jsargent
jsargent

Unless you write zeros or all ones you can recover most of the information and even recover credit card information from a old hard drive. A number of universities bought hard disks from ebay and managed to recover useful data (card information etc) as a simple exercise just to prove the point.

gechurch
gechurch

maj37 is spot on that it is possible, but not with the hard drive's read head. You need something like a scanning tunneling microscope, that gets 1000 times closer to the platters (or something like that!). I absolutely agree with your sentiment though. People get carried away with "Can it *possibly* be recovered?". The more relevant question is "Is it worth anyone's time to actually recover the file?". As much as some company's would like to believe it, their data probably isn't important enough that someone would buy a several-hundred-thousand dollar machine to attempt a recovery. And even if your data is that important, why would someone go to the bother and expense of trying to recover the data this way. It would be a lot easier to hack in, guess passwords, use social engineering to trick someone into giving you their password, get hired as a cleaner and have access to the server room, blackmail/bribe an employee to steal the data for you etc etc etc.

maj37
maj37

It is possible to recover some of the data even if the data blocks have been over written once. You can't do it with the controller in the drive you have to remove the platters and use other equipment. What happens is because of head wobble ghost bits are created and a single over write doesn't erase all of them. That is why to really wipe it you need to write multiple bit patterns. I am not saying anyone can recover an entire hard drive with these methods but if you have only overwritten once they can get some data. Physically destroying the drive after you have used multiple bit patterns overwrites is overkill in my opinion. If you haven???t used multiple erase patterns then drilling or shooting holes won???t stop data theft either you have to shred the platters. maj

ron.dondelinger
ron.dondelinger

I wipe hard drives utilizing Darik's Boot 'n Nuke (DBAN) utility, which can erase per DOD standards, but the "management" in my organization feels it necessary to physically destroy the hard drives. Try as I may to educate, my opinion and my influence is limited. Case in point: Years back, I sent a hard drive to OnTrack Data Recovery with the hope of recovering some MS Word documents, after the drive had been re-imaged. Just being overwritten ONE TIME was sufficient to render the {partially} recovered documents useless. My opinion is to recycle and reuse whenever possible. Hard drive data can be sufficiently scrubbed by software, and the economic payback is considerable as compared to the alternatives.

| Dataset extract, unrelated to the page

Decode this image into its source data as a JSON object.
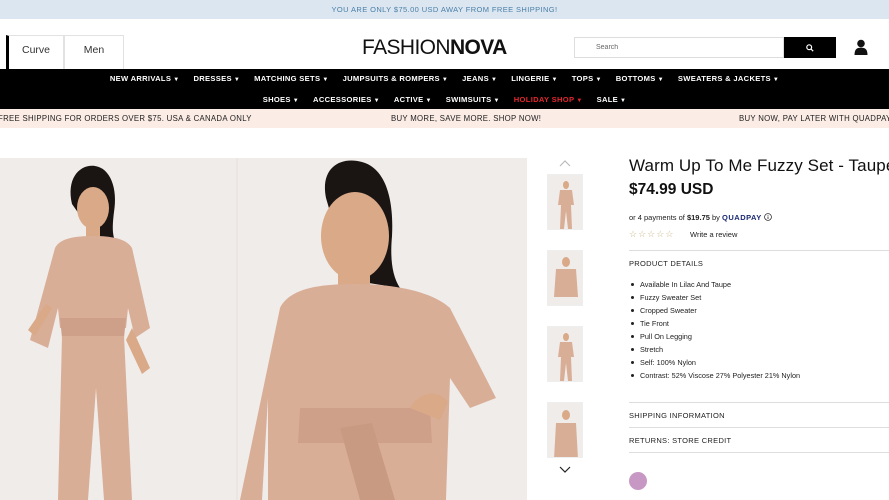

bullmoose62
bullmoose62

Well clearly you have never met the people at BASIL and I suggest you look them up. I am sure they would love to talk to any IT people putting electronic waste into their local landfills. In the state of Illinois, as of 2012, it will be illegal for any form of electronics to enter the local landfills and many other states are adopting similar laws. If you deal with professional recyclers and non-profits, they are more than qualified to handle the disposal of your items and in most cases are insured and bonded against your information getting out or the unit landing up in a landfill. Think Green Geeks, this rock is the only place to live for time being.

Gis Bun
Gis Bun

Sledgehammer and a drill? That's a bit overkill especially if you are dumping 50 systems. :-)

boomchuck1
boomchuck1

Our city landfill has an area to off load any electronic equipment - computers, microwave, TV, etc. No cost to you to drop your stuff off there so that is real convenient for the home user. But, before doing that you really need to run a Killdisk type utility, at least 3 times, to wipe your hard drive clean. We do this with our office computers before sending them off to surplus. (We don't bother putting an OS back on them either. The lucky person who buys them dirt cheap can do that.) Just deleting the files, or even writing over them with other files, just isn't enough.